A person can get a conviction expunged if:
- the conviction was for a misdemeanor, and
- the defendant successfully completed either a jail term or probation.
A person, though, cannot get a felony conviction expunged. Expungements are not allowed for crimes that lead to prison terms.
6. How does a conviction affect gun rights?
Defendants in these cases will have already lost their gun rights via the restraining order.
Misdemeanants may get them back, though, after:
- completing their sentence, and
- complying with the court order.
Felons cannot get them back, however, since convicted felons lose all gun rights.
7. Are there related offenses?
There are three crimes related to the illegal possession of a gun under PC 29825. These are:
- violating a restraining order – PC 273.6,
- felon in possession of a firearm – PC 29800, and
- firearm possession after a misdemeanor conviction – PC 29805.
7.1. Violating a restraining order – PC 273.6
Penal Code 273.6 PC is the California statute making it a crime for a person to violate the terms of a:
- restraining order,
- protective order, or
- stay-away order.
Note that if a person is subject to one of these orders and has a gun, then he/she can be charged with both a violation of:
- PC 273.6, and
- PC 29825.
7.2. Felon in possession of a firearm – PC 29800
Penal Code 29800 PC is the statute that makes it a felony for a convicted felon (or a person with an outstanding warrant for a felony) to:
- purchase, or
- possess a firearm.
This means that if a person is convicted of a felony under Penal Code 29825, he/she will permanently lose his/her gun rights.
7.3. Firearm possession after a misdemeanor conviction – PC 29805
Penal Code 29805 PC is the California statute that makes it a crime to own or possess a firearm, if the person was convicted of certain misdemeanor offenses.
Note that a misdemeanor conviction of PC 29825 will not result in a person losing his/her gun rights under this law.
For additional help…
For additional guidance or to discuss your case with a criminal defense attorney, we invite you to contact us at Shouse Law Group.
- CALCRIM No. 2512 – Possession of Firearm by Person Prohibited by Court Order. Judicial Council of California Criminal Jury Instructions (2017 edition). See also People v. Snyder (1982) 32 Cal.3d 590.
- CALCRIM No. 2512 – Possession of Firearm by Person Prohibited by Court Order.
- See same.
- California Penal Code 29825 PC.

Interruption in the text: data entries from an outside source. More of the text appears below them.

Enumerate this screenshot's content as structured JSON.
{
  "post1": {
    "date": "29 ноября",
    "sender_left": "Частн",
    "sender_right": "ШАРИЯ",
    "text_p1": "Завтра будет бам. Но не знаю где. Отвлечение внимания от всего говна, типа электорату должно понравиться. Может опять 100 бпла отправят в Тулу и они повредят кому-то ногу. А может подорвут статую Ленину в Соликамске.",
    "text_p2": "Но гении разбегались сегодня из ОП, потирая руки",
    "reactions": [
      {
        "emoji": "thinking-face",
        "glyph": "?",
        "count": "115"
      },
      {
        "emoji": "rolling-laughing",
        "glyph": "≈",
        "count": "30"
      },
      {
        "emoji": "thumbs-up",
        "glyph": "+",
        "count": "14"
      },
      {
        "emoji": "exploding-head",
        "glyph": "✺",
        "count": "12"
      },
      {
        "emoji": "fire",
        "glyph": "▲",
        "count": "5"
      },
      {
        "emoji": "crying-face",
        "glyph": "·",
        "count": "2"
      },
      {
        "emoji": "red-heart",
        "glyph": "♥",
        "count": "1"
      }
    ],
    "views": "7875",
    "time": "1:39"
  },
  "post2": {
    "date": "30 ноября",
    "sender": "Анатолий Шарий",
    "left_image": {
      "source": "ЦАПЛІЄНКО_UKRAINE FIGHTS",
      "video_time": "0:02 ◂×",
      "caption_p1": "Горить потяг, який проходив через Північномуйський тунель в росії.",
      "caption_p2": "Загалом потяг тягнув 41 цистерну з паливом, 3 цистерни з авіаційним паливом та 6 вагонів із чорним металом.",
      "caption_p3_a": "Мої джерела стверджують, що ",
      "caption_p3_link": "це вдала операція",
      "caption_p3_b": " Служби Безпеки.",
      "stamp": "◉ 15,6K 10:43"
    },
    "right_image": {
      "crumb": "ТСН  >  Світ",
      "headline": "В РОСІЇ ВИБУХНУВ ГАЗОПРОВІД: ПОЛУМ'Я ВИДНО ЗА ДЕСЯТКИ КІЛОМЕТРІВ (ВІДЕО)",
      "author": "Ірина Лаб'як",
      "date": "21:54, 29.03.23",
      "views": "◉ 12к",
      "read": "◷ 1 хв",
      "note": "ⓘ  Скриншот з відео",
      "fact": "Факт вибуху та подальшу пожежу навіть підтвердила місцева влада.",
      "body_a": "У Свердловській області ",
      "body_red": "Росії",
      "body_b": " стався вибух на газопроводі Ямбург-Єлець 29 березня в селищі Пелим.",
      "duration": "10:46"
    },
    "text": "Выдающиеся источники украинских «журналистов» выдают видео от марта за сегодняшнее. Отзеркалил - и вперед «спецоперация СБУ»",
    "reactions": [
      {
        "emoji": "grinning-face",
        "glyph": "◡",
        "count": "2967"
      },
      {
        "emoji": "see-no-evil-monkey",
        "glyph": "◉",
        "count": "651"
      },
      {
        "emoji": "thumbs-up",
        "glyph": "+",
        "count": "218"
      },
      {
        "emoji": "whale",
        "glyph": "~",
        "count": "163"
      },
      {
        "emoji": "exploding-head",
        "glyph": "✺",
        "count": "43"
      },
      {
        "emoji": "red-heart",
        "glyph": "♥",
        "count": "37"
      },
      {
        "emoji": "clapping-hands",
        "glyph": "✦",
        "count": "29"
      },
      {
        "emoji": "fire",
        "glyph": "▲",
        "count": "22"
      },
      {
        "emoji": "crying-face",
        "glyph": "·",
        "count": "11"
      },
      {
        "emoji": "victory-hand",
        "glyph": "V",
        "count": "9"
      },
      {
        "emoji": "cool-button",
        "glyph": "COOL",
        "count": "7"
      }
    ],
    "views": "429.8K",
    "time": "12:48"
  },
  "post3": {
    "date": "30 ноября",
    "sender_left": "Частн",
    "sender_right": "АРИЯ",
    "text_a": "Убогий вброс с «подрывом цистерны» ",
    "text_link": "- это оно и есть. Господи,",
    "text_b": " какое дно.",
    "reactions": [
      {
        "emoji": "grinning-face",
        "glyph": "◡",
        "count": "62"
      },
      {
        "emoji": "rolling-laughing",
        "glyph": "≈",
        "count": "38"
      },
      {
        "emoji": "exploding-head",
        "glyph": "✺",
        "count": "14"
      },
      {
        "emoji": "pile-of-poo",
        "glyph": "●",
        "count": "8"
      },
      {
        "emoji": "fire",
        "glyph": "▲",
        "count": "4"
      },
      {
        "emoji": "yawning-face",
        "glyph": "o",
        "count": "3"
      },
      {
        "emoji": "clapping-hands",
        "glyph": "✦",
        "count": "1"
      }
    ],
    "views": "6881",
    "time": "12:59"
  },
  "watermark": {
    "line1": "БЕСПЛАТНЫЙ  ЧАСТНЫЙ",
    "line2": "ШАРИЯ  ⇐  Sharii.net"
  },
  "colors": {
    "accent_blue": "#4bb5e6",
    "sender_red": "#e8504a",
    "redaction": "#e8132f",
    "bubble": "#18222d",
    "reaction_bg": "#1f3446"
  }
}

- People v. Martin (2001) 25 Cal.4th 1180. See also People v. Hurtado (1996) 47 Cal.App.4th 805; and People v. Mijares (1971) 6 Cal.3d 415. For a general discussion on “possession” of a firearm, see People v. Charles (2017) 14 Cal. App. 5th 945.
- California Penal Code 29825 PC.
- See same. See also California Penal Code 1170h.